Author + information
- Lisa Bergersen,
- Kimberlee Gauvreau,
- Jean Connor,
- Melvin Almodovar,
- James DiNardo,
- John Triedman,
- Puja Banka,
- Dionne Graham,
- Sitaram Emani and
- John Mayer
In response to societal pressure to reduce costs and increase value, we sought to develop a methodology to predict cost related to cardiac surgery in congenital heart disease. We combined clinical data from CPT coding and STS registry submissions, rather than administrative claims based metrics such as APR-DRG and CMI, with hospital resource use information.
Patients undergoing congenital heart surgery at Boston Children's Hospital were identified in fiscal years 2007 to 2009. Clinical databases, including CPT coding of the primary surgical intervention for the hospitalization, were collected prospectively and linked to total hospital charges for an episode of care. Surgery Cost Categories (SCCs) were developed to group types of surgical procedures using a combination of empiric data and judgment methodology. A multivariable model was built using SCC and additional case characteristics. After accounting for these factors, other determinants of cost following surgery were explored.
In 3 fiscal years 2105 cases were available for analysis. 76 surgical procedure types were categorized in 7 SCCs yielding a grouper variable with an R2 of 47% for the outcome total hospital charges.

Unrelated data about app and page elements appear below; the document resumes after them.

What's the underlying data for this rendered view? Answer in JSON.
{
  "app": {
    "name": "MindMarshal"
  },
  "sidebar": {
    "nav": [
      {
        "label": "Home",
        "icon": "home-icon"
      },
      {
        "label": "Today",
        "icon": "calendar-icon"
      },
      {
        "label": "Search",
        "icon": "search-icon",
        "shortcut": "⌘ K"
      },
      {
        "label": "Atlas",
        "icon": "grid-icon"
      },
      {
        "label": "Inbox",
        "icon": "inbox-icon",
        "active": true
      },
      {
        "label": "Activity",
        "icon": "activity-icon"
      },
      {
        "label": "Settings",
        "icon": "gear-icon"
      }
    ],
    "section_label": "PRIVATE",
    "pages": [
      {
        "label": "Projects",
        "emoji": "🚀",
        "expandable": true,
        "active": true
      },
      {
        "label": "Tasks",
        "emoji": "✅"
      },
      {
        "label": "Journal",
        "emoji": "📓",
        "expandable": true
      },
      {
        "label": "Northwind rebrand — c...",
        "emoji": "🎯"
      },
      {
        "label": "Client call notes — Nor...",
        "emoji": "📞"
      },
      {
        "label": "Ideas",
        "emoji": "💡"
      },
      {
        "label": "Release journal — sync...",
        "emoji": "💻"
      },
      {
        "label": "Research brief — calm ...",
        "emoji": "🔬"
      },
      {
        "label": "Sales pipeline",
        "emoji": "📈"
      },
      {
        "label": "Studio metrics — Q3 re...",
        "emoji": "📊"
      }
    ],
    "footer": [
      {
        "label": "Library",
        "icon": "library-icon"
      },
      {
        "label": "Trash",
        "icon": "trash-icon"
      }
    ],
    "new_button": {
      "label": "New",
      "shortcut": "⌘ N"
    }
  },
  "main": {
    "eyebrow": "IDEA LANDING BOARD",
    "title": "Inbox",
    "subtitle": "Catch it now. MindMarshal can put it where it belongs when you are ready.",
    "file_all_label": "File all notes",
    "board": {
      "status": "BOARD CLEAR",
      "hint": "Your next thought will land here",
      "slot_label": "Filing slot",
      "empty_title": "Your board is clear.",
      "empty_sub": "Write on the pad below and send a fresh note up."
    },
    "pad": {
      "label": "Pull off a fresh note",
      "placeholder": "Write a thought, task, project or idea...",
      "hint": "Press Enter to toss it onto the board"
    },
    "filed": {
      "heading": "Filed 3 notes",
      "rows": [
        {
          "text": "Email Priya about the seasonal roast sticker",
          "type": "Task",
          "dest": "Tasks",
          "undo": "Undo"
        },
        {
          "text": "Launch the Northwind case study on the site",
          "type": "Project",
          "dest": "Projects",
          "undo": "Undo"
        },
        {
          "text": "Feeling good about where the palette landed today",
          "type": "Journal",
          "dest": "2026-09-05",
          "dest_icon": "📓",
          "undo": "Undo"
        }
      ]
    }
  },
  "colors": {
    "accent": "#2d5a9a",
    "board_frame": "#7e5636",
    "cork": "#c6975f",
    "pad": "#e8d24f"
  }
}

Explanatory value increased with consideration of patient pre-operative status as determined by age, admission method, and ventilator dependence (R2=59%), and non-cardiac characteristics including weight category, presence of non-cardiac abnormalities, and a genetic syndrome other than trisomy 21(R2=62%). Additional variability in cost for congenital heart surgery was explained with addition of ECMO utilization and greater than one operating room visit during an episode of care (R2=74%).
Combination of clinical data with hospital resource utilization information resulted in a statistically valid predictive model for total hospital costs for congenital heart surgery admissions. This method leads to improved understanding of patients at risk for high resource utilization and could be an important tool for the next generation of institutional reimbursement.
Moderated Poster Contributions
Poster Sessions, Expo North
Saturday, March 09, 2013, 10:00 a.m.-10:45 a.m.
Session Title: Congenital Cardiology Solutions: Quality and Outcomes
Abstract Category: 13. Congenital Cardiology Solutions: Pediatric
Presentation Number: 1120M-135
- 2013 American College of Cardiology Foundation